Hola, amigos. I’m in Lires, a village between Finisterre and Muxia on the Costa da Morte. I divided the 30+ Kms stage to Muxia and arrived in this lovely Pensión /Albergue, As Eiras, with a reservation, near a beach and estuary, walking from Finisterre along the breathtaking coast.
I worried last night how to leave Finisterre, but a little research and help from maps and locals confirming the Way made it easy. I had a lot of time to think about this walk last night, between all night Fiesta, fireworks and noisy people in the room next to mine, I hardly slept. So today was a slow, slow Camino.
This is the best signed route I have walked. And the most beautiful! And The markers are often in tandem, opposite arrows, one for Muxia and one for Finisterre. No breadcrumbs needed. It would be hard to get lost. One difference between these signs and other Camino markers: no distance noted, only the destination.
I love the arrows, markers and guides on the Camino. While I’m challenged to read complicated maps, I can easily understand an arrow.
Weather perfect, a cool breeze, the sounds. Symphony of wind through coastal trees, birds chirping and singing, then the ocean joins in, the rhythm of waves, the tides, a distant rooster, a barking dog. Occasionally, the tap tapping of hiking poles, otherwise I’m walking my Slow Camino sometimes solo, sometimes with other pilgrims. When I’m alone, I stop so often to take pictures, I wonder how long it would take me to walk only about 16 Kms., if I didn’t stop. If I’m on a time schedule. I’m not.
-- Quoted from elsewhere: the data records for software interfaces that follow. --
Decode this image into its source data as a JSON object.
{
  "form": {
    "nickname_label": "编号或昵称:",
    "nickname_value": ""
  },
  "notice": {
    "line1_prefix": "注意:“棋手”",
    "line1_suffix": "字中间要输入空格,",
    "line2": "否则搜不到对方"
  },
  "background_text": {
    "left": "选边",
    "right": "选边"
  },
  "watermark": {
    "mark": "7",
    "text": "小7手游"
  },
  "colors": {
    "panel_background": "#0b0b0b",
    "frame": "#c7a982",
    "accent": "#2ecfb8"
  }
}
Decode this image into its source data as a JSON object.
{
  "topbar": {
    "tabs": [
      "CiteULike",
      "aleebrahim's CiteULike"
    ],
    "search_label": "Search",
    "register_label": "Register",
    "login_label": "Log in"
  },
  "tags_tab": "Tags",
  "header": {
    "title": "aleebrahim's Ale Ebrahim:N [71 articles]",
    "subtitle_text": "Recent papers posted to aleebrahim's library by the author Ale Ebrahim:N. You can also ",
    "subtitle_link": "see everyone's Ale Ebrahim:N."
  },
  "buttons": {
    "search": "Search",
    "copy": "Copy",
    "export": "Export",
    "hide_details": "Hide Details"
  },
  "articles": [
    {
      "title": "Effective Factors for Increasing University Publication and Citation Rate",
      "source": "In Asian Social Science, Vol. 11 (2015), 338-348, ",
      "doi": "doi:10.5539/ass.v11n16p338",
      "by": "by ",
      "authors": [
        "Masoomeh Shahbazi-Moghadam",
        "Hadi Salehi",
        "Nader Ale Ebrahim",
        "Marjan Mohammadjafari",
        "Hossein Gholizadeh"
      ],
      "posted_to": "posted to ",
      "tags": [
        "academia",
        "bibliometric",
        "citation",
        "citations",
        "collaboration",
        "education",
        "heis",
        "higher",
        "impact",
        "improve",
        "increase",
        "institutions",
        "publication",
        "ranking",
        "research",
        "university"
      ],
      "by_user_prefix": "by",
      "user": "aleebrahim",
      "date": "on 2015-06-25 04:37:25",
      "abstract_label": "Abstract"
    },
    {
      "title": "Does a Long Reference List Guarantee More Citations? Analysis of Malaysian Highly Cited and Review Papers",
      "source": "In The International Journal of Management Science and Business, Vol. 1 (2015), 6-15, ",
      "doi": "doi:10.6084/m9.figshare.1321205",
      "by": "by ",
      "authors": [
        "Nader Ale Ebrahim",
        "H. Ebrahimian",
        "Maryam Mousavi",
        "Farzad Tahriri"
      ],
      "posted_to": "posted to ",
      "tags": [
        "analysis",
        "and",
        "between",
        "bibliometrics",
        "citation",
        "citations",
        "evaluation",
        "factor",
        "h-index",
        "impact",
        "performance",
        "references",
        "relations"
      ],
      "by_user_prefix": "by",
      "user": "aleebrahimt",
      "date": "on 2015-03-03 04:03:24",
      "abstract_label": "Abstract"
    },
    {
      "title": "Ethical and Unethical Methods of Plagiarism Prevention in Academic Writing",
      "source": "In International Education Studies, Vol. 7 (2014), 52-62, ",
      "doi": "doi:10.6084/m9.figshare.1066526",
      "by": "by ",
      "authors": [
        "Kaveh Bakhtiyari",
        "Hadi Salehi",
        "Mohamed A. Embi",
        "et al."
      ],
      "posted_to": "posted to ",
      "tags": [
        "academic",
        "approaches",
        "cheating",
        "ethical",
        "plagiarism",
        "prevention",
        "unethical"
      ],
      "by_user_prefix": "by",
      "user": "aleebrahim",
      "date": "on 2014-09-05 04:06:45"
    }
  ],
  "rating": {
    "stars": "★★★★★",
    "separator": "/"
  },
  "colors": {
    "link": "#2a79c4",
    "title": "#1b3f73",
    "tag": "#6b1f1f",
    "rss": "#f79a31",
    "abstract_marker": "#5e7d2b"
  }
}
This walk brings back memories of my bicycle treks with family and friends, in California, Oregon, Washington and British Columbia on the spectacular west coast. The hills were steep and the reward of downhills made the climb all the easier. The first sight of the sea, the sound of seals barking and waves crashing, I felt the same freedom today along the Costa da Morte.
Walking on the Camino with Pilgrims from all over the world, and listening to the music of so many different languages, reminds me how we can get along. What does it take? On and off the Camino, our humanity is the common denominator.
My last two days have been spent with Pilgrims from outside the USA on long walks. They brought up political and social concerns and voiced their dismay. I may be on the Camino, but I am still and always will be, a voice for children and our future. More than ever I see the world through the eyes of people who aren’t from the USA.
Keep speaking up, dear friends, in whatever your language, for peace and equality, for quality of life, for our environment. Speak for the children and for the future.
On the Way, I heard a child in the distance calling, “Abuela, Abuelo,”over and over. Grandma and grandpa, moms and dads, the same everywhere. We belong to the world community.
That includes people who flee with their children from violence or war or poverty believing anywhere would be better for their families. And most important: children belong with their families.
The Camino gives Pilgrims time and opportunity to consider the world, to look inside and outside at life beyond our borders. What a gift.
Next, a walk to my favorite seaside village, Muxia. I walked to Muxia two years ago from a small inland village and visited for several days last year. I remember the thrill of the first view of the sea. And fabulous sunsets. See my favorites below.
May you always feel the excitement of the beauty of our planet.
Buen Camino. Thank you for walking with me.